--> PRESS RELEASE (PDF | Word)

Adaptation Discussion

Participants noted that climate change impacts will have a major effect on economic growth and public welfare over the long term, even if emissions reduction targets are reached—therefore making it critical to ramp up adaptation efforts. Speakers emphasized that finance ministries have a key role to play in boosting adaptation investments using the economic and fiscal policy levers at their disposal.

In this context, attendees stressed the vital importance of improving access to adaptation financing—particularly for low-income and climate-vulnerable countries—and discussed the role of multilateral development banks and the private sector in providing adaptation finance. The need to further develop national financial systems to mobilize public and private finance was also highlighted. Participants welcomed the public release of the report, Climate Change Adaptation and Role of the Coalition of Finance Ministers for Climate Action, which was prepared as a key input into the meeting.

Launch of Consultation Process on Role of Finance Ministers in Climate Action

In addition to the adaptation discussion, the meeting also marked the launch of a consultation process with stakeholders and partners on the role of finance ministries in climate action. The dialogue and consultation will feed into a forthcoming guide, Strengthening the Role of Ministries of Finance in Driving Climate Action, that is expected to be endorsed by Ministers in April 2023.

COP27 collage

Above: Participants at the meeting of the Coalition of Finance Ministers for Climate Action at COP27
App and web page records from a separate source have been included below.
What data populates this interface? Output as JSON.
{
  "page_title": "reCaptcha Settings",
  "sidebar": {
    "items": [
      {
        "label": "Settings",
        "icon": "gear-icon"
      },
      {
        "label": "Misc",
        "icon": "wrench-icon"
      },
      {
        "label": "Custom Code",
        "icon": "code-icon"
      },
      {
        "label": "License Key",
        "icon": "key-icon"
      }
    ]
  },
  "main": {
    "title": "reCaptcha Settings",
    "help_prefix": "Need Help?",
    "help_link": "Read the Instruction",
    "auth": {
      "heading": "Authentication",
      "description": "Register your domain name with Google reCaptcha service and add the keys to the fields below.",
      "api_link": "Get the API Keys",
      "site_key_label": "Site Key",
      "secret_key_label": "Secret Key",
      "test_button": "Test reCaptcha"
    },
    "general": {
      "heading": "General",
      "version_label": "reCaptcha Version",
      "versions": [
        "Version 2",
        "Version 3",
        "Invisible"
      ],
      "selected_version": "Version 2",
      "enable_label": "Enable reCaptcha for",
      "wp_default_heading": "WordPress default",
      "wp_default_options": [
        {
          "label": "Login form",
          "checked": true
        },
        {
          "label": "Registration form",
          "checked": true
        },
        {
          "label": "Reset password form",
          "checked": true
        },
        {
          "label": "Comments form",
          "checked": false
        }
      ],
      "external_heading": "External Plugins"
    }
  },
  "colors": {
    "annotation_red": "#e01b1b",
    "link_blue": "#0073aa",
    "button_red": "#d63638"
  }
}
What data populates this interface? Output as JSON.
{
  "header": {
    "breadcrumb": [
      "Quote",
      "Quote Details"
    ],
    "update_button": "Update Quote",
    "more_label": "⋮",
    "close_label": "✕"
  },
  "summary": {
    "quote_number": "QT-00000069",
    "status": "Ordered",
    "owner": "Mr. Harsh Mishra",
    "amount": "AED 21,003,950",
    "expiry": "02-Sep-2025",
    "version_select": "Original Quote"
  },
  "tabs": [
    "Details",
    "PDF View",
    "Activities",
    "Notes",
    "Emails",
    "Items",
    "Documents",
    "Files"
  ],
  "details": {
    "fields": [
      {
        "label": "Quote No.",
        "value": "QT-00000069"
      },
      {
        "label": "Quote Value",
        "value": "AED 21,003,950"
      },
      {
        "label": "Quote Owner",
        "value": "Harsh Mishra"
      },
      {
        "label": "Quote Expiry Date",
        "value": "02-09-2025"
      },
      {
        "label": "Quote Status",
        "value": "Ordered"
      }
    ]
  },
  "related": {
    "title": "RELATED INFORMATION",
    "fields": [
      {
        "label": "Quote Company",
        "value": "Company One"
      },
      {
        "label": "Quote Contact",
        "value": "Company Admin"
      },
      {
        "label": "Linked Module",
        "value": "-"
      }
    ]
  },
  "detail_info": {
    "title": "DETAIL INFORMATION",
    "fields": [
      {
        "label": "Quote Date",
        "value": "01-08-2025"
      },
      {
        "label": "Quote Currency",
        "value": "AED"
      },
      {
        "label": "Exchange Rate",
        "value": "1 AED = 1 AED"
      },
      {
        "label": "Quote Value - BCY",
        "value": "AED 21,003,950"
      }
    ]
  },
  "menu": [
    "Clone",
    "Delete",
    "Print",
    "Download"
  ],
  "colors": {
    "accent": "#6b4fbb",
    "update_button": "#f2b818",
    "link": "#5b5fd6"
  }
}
Video Statements

Felipe Larraín, Former Minister of Finance, Chile

 

Annika Saarikko, Minister of Finance, Finland